Supreme Court of the Netherlands Decides to Return Scythian Gold to Ukraine
The Supreme Court of the Netherlands today upheld the decisions of lower courts obliging the Allard Pierson Museum to return ancient Crimean gold artefacts, known as 'Scythian Gold,' to the state of Ukraine. This development is mentioned on the court's website.
This court decision marks an end to the lengthy legal battle. The gold artefacts were displayed in the Allard Pierson Museum in the Netherlands when Russia annexed Crimea in 2014. Both Ukraine and the museums in Crimea demanded their return.
"This decision ends this dispute. The Allard Pierson Museum must return these artistic treasures to the state of Ukraine, not to museums in Crimea," the court ruling stated.
The dispute concerned the return of artworks loaned by Crimean museums (so-called Crimean treasures or Scythian Gold). The Allard Pierson Museum (APM) in Amsterdam received these archaeological items, museum exhibits, on lease from Crimean museums for an exhibition from February to August 2014. Ukrainian law was recognised as applicable to the loan agreements. The art objects were transferred with the permission of the Ministry of Culture of Ukraine.
"In March 2014, the Autonomous Republic of Crimea left Ukraine and joined the Russian Federation. The UN, EU and the Netherlands did not recognise this separation and affiliation to Russia. At the time of separation and joining Russia, the objects related to the exhibition were still located at the APM in Amsterdam," the court statement explains.
Following the annexation of Crimea, the Crimean museums demanded the return of the art objects.
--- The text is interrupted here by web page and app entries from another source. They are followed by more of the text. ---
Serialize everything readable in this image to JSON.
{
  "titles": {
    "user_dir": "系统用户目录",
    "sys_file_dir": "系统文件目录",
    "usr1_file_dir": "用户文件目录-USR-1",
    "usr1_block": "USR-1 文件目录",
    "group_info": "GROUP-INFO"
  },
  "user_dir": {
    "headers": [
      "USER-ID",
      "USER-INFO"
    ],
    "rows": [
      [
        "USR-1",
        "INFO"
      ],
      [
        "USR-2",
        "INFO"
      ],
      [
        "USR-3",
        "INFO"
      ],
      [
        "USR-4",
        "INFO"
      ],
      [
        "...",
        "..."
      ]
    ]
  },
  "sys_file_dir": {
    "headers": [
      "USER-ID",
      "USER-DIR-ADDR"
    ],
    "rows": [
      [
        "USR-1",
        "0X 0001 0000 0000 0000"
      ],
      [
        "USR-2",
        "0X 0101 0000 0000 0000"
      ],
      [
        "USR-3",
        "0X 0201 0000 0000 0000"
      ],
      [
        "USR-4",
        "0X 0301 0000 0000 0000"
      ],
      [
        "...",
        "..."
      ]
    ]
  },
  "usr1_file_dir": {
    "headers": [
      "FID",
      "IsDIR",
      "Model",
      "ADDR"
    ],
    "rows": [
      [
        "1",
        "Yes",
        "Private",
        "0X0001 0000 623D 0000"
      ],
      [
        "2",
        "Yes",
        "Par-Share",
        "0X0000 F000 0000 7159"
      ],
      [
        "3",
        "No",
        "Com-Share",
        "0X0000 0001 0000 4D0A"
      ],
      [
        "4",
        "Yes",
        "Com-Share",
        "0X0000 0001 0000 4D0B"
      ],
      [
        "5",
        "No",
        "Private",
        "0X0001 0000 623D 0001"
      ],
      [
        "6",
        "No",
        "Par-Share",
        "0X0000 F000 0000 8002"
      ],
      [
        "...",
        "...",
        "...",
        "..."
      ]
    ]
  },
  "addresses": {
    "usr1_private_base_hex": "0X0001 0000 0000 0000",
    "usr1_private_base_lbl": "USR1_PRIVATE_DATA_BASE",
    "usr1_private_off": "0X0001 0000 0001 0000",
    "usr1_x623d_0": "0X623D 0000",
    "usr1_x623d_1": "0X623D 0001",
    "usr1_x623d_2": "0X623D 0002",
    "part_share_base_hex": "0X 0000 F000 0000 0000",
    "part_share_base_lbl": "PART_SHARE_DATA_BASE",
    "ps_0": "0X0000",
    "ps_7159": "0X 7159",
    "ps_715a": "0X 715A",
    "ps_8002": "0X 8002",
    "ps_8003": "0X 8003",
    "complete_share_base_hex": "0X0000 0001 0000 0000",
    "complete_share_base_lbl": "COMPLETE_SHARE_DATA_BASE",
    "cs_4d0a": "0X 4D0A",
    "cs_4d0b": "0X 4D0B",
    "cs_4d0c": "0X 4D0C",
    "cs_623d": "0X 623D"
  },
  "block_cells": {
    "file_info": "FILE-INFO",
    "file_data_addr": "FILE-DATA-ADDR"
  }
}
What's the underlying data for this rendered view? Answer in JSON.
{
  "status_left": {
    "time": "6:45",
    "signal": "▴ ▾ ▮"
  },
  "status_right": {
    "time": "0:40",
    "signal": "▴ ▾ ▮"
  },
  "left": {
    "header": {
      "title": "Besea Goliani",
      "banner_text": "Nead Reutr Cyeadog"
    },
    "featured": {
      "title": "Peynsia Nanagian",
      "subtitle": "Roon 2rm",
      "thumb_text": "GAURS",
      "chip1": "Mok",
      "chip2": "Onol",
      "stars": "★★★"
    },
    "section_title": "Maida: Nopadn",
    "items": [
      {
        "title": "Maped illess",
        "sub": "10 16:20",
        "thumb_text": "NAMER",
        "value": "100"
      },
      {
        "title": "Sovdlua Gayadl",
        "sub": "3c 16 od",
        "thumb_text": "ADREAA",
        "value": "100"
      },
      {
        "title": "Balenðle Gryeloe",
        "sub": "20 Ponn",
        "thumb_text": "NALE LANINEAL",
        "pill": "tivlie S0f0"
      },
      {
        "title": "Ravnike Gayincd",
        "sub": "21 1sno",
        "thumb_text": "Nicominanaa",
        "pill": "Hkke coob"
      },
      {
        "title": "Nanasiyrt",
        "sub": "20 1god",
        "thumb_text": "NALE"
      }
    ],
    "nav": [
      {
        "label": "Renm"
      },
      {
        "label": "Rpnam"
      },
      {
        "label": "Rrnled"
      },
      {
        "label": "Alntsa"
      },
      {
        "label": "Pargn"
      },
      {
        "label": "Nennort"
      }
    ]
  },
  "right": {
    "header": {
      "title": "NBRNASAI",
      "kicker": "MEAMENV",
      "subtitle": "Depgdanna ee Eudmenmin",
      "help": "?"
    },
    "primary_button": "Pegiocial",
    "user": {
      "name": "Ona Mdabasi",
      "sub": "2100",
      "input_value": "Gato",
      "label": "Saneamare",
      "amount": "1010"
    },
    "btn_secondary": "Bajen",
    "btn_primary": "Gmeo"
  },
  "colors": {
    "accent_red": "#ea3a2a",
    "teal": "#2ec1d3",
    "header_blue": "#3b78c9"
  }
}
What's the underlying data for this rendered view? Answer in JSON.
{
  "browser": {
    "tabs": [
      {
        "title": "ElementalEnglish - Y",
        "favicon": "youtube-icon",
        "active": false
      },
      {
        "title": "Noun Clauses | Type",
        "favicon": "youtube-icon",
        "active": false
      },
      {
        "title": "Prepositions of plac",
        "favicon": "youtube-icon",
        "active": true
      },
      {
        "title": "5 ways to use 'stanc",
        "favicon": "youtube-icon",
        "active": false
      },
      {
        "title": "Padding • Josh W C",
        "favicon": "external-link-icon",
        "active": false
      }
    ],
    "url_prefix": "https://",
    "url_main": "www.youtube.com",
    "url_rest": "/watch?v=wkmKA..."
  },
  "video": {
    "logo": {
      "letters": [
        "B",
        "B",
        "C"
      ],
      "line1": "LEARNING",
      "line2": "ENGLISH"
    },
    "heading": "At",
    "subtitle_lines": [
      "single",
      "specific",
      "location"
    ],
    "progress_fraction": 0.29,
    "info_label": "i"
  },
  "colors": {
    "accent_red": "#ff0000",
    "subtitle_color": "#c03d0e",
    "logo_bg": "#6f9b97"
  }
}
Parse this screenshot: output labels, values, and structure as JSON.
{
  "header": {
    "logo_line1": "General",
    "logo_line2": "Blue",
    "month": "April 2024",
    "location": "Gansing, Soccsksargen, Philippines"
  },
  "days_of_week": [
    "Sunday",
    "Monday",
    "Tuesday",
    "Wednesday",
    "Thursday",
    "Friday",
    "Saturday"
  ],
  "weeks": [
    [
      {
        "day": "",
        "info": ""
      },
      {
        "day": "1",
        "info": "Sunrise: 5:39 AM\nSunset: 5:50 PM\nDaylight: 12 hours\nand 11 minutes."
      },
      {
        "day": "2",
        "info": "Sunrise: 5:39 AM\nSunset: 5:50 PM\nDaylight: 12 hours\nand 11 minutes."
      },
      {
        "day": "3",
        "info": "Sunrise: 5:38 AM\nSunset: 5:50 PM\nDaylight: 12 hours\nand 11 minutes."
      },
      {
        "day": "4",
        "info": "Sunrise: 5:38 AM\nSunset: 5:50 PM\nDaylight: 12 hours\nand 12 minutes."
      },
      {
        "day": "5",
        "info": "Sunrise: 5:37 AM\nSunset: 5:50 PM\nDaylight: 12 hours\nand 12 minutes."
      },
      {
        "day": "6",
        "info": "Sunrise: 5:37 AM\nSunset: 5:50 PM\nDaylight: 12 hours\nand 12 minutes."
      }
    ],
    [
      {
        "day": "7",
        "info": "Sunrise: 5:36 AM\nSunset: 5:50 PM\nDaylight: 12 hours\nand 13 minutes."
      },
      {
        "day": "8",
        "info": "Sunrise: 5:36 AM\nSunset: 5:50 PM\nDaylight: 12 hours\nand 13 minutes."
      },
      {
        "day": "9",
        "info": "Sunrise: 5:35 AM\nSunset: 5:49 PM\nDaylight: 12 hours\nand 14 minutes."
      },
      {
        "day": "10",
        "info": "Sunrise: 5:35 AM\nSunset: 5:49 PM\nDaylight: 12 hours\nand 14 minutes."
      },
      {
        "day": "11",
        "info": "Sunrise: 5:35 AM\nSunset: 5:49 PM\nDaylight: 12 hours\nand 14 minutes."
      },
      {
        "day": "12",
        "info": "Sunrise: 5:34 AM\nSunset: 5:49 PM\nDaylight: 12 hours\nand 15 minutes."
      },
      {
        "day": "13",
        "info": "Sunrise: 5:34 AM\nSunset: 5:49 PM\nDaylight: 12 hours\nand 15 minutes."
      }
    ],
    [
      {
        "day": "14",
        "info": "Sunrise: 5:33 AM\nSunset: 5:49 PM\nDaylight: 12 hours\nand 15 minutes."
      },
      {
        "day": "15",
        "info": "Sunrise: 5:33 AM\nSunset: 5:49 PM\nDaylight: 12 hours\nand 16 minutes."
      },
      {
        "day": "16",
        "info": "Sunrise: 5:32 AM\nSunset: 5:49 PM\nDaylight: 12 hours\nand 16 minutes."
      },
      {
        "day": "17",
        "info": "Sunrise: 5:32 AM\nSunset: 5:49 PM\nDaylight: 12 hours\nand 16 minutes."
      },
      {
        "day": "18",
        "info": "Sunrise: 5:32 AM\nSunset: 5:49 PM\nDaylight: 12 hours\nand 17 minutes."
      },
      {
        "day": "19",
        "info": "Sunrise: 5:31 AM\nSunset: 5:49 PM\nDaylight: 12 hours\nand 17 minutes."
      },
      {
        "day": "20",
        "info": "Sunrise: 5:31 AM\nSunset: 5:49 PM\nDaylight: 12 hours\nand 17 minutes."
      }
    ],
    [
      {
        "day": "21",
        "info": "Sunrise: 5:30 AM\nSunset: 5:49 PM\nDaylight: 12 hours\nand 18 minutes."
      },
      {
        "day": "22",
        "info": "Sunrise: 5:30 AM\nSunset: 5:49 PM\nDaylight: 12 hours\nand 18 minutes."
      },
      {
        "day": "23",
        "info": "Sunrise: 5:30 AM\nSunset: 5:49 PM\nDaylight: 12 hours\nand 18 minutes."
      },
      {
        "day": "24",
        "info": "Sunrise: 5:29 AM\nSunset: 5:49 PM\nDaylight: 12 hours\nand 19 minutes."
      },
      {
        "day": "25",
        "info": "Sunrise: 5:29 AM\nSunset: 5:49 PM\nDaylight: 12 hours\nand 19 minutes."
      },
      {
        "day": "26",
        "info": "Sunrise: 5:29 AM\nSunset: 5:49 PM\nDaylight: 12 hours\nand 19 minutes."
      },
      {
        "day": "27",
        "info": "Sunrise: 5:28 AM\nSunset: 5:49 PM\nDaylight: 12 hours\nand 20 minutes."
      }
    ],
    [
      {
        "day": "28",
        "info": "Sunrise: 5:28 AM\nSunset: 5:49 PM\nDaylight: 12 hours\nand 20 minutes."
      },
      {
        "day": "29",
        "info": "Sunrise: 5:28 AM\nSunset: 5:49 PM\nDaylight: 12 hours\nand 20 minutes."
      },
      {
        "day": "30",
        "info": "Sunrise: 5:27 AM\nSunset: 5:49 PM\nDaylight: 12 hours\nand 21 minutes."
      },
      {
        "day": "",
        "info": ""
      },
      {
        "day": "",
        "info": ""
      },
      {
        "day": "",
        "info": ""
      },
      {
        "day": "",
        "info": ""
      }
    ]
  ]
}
The state of Ukraine did the same in May 2014. It was unclear to the APM to whom it should return the objects, hence it retained the documents until the court made its final decision in the case.
The judges stated that Ukraine has a "legitimate interest in protecting its cultural heritage".
While Kyiv welcomed previous court decisions in its favour as victories, Moscow reacted fiercely, calling it a politically motivated decision that "created a dangerous precedent".
Thus, now on legal grounds, the Ukrainian museum exhibits from the exhibition titled "Crimea - Gold and Secrets of the Black Sea" are to be transferred by the Allard Pierson Museum to the National Museum of the History of Ukraine, following nearly nine years of legal wrangling.
Teams from the Ministry of Justice, Ministry of Culture, Ministry of Foreign Affairs, lawyers of the Dutch firm Bergh Stoop & Sanders, and the Ukrainian Law Association "Sergey Kozyakov and partners" have been working on the return of these exhibits to Ukraine since 2014.